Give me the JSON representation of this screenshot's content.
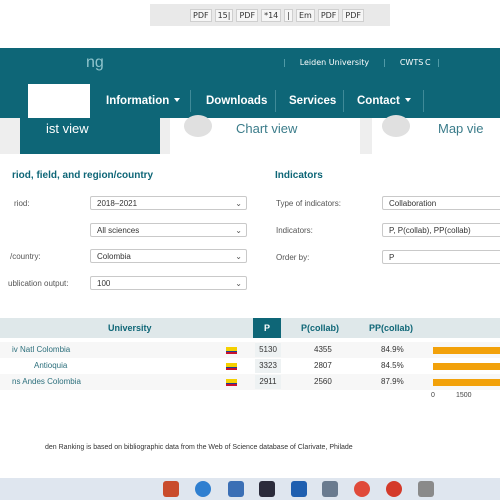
{
  "browser": {
    "toolbar_items": [
      "PDF",
      "15|",
      "PDF",
      "*14",
      "|",
      "Em",
      "PDF",
      "PDF"
    ]
  },
  "header": {
    "brand": "ng",
    "links": [
      "Leiden University",
      "CWTS",
      "C"
    ]
  },
  "nav": {
    "items": [
      {
        "label": "Information",
        "dropdown": true
      },
      {
        "label": "Downloads",
        "dropdown": false
      },
      {
        "label": "Services",
        "dropdown": false
      },
      {
        "label": "Contact",
        "dropdown": true
      }
    ]
  },
  "tabs": {
    "list": "ist view",
    "chart": "Chart view",
    "map": "Map vie"
  },
  "filters": {
    "title": "riod, field, and region/country",
    "period_label": "riod:",
    "period_value": "2018–2021",
    "field_value": "All sciences",
    "region_label": "/country:",
    "region_value": "Colombia",
    "min_output_label": "ublication output:",
    "min_output_value": "100"
  },
  "indicators": {
    "title": "Indicators",
    "type_label": "Type of indicators:",
    "type_value": "Collaboration",
    "ind_label": "Indicators:",
    "ind_value": "P, P(collab), PP(collab)",
    "order_label": "Order by:",
    "order_value": "P"
  },
  "table": {
    "headers": {
      "university": "University",
      "p": "P",
      "p_collab": "P(collab)",
      "pp_collab": "PP(collab)"
    },
    "rows": [
      {
        "university": "iv Natl Colombia",
        "p": "5130",
        "p_collab": "4355",
        "pp_collab": "84.9%"
      },
      {
        "university": "Antioquia",
        "p": "3323",
        "p_collab": "2807",
        "pp_collab": "84.5%"
      },
      {
        "university": "ns Andes Colombia",
        "p": "2911",
        "p_collab": "2560",
        "pp_collab": "87.9%"
      }
    ],
    "axis_ticks": [
      "0",
      "1500"
    ]
  },
  "chart_data": {
    "type": "bar",
    "categories": [
      "iv Natl Colombia",
      "Antioquia",
      "ns Andes Colombia"
    ],
    "values": [
      5130,
      3323,
      2911
    ],
    "xlim": [
      0,
      1500
    ]
  },
  "footer": {
    "text": "den Ranking is based on bibliographic data from the Web of Science database of Clarivate, Philade"
  },
  "colors": {
    "teal": "#0e6677",
    "bar": "#f2a10a",
    "header_row": "#dfe8ea"
  },
  "taskbar": {
    "icons": [
      "acrobat-icon",
      "edge-icon",
      "calendar-icon",
      "teams-icon",
      "word-icon",
      "photos-icon",
      "chrome-icon",
      "pdf-reader-icon",
      "settings-icon"
    ]
  }
}
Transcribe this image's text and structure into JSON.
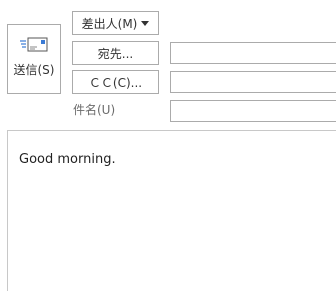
{
  "compose": {
    "send": {
      "label": "送信(S)",
      "icon": "send-envelope-icon"
    },
    "from_button": {
      "label": "差出人(M)",
      "icon": "dropdown-caret-icon"
    },
    "to_button": {
      "label": "宛先..."
    },
    "cc_button": {
      "label": "ＣＣ(C)..."
    },
    "subject": {
      "label": "件名(U)"
    },
    "fields": {
      "to": "",
      "cc": "",
      "subject": ""
    },
    "body": {
      "text": "Good morning."
    },
    "colors": {
      "border": "#ababab",
      "text": "#333333",
      "icon_blue": "#1f6fd1"
    }
  }
}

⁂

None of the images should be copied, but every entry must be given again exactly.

Give me the JSON representation of this screenshot's content.
{
  "browser": {
    "toolbar_items": [
      "PDF",
      "15|",
      "PDF",
      "*14",
      "|",
      "Em",
      "PDF",
      "PDF"
    ]
  },
  "header": {
    "brand": "ng",
    "links": [
      "Leiden University",
      "CWTS",
      "C"
    ]
  },
  "nav": {
    "items": [
      {
        "label": "Information",
        "dropdown": true
      },
      {
        "label": "Downloads",
        "dropdown": false
      },
      {
        "label": "Services",
        "dropdown": false
      },
      {
        "label": "Contact",
        "dropdown": true
      }
    ]
  },
  "tabs": {
    "list": "ist view",
    "chart": "Chart view",
    "map": "Map vie"
  },
  "filters": {
    "title": "riod, field, and region/country",
    "period_label": "riod:",
    "period_value": "2018–2021",
    "field_value": "All sciences",
    "region_label": "/country:",
    "region_value": "Colombia",
    "min_output_label": "ublication output:",
    "min_output_value": "100"
  },
  "indicators": {
    "title": "Indicators",
    "type_label": "Type of indicators:",
    "type_value": "Collaboration",
    "ind_label": "Indicators:",
    "ind_value": "P, P(collab), PP(collab)",
    "order_label": "Order by:",
    "order_value": "P"
  },
  "table": {
    "headers": {
      "university": "University",
      "p": "P",
      "p_collab": "P(collab)",
      "pp_collab": "PP(collab)"
    },
    "rows": [
      {
        "university": "iv Natl Colombia",
        "p": "5130",
        "p_collab": "4355",
        "pp_collab": "84.9%"
      },
      {
        "university": "Antioquia",
        "p": "3323",
        "p_collab": "2807",
        "pp_collab": "84.5%"
      },
      {
        "university": "ns Andes Colombia",
        "p": "2911",
        "p_collab": "2560",
        "pp_collab": "87.9%"
      }
    ],
    "axis_ticks": [
      "0",
      "1500"
    ]
  },
  "chart_data": {
    "type": "bar",
    "categories": [
      "iv Natl Colombia",
      "Antioquia",
      "ns Andes Colombia"
    ],
    "values": [
      5130,
      3323,
      2911
    ],
    "xlim": [
      0,
      1500
    ]
  },
  "footer": {
    "text": "den Ranking is based on bibliographic data from the Web of Science database of Clarivate, Philade"
  },
  "colors": {
    "teal": "#0e6677",
    "bar": "#f2a10a",
    "header_row": "#dfe8ea"
  },
  "taskbar": {
    "icons": [
      "acrobat-icon",
      "edge-icon",
      "calendar-icon",
      "teams-icon",
      "word-icon",
      "photos-icon",
      "chrome-icon",
      "pdf-reader-icon",
      "settings-icon"
    ]
  }
}
Transcribe this image's text and structure into JSON.
{
  "compose": {
    "send": {
      "label": "送信(S)",
      "icon": "send-envelope-icon"
    },
    "from_button": {
      "label": "差出人(M)",
      "icon": "dropdown-caret-icon"
    },
    "to_button": {
      "label": "宛先..."
    },
    "cc_button": {
      "label": "ＣＣ(C)..."
    },
    "subject": {
      "label": "件名(U)"
    },
    "fields": {
      "to": "",
      "cc": "",
      "subject": ""
    },
    "body": {
      "text": "Good morning."
    },
    "colors": {
      "border": "#ababab",
      "text": "#333333",
      "icon_blue": "#1f6fd1"
    }
  }
}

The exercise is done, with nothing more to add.